[TASK ITEM]
If a line in the entries contains the word "image", list it.

[App and web page records]
[Start of section]

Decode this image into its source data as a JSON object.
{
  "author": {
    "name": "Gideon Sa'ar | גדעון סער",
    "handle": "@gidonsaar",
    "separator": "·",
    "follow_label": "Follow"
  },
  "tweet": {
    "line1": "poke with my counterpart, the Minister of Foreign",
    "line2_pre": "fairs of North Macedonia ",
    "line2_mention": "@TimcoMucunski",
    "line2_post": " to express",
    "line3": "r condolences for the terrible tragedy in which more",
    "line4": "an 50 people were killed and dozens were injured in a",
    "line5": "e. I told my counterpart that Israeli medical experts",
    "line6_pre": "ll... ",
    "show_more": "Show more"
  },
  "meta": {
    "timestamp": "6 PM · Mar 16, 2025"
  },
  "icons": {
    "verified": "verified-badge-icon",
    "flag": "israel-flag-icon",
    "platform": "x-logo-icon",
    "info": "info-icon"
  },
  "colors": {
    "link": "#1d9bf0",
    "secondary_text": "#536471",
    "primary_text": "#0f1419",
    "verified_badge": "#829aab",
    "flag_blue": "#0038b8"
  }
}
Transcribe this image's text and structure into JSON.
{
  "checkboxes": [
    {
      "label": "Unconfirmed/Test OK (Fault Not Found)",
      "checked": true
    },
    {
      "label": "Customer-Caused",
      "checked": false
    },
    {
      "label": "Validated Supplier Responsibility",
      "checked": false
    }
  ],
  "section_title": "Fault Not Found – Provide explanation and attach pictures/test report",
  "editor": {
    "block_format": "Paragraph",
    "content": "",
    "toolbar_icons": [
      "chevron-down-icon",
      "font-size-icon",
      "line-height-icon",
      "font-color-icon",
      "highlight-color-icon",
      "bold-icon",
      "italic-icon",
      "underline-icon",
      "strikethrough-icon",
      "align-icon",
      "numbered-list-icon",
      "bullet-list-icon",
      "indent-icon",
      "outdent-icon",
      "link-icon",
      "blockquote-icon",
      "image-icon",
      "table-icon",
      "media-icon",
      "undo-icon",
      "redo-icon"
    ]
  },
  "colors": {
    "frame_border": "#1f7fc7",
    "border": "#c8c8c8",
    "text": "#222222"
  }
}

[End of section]

[OUTPUT FOR THIS TASK]
Decode this image into its source data as a JSON object.
Transcribe this image's text and structure into JSON.
      "image-icon",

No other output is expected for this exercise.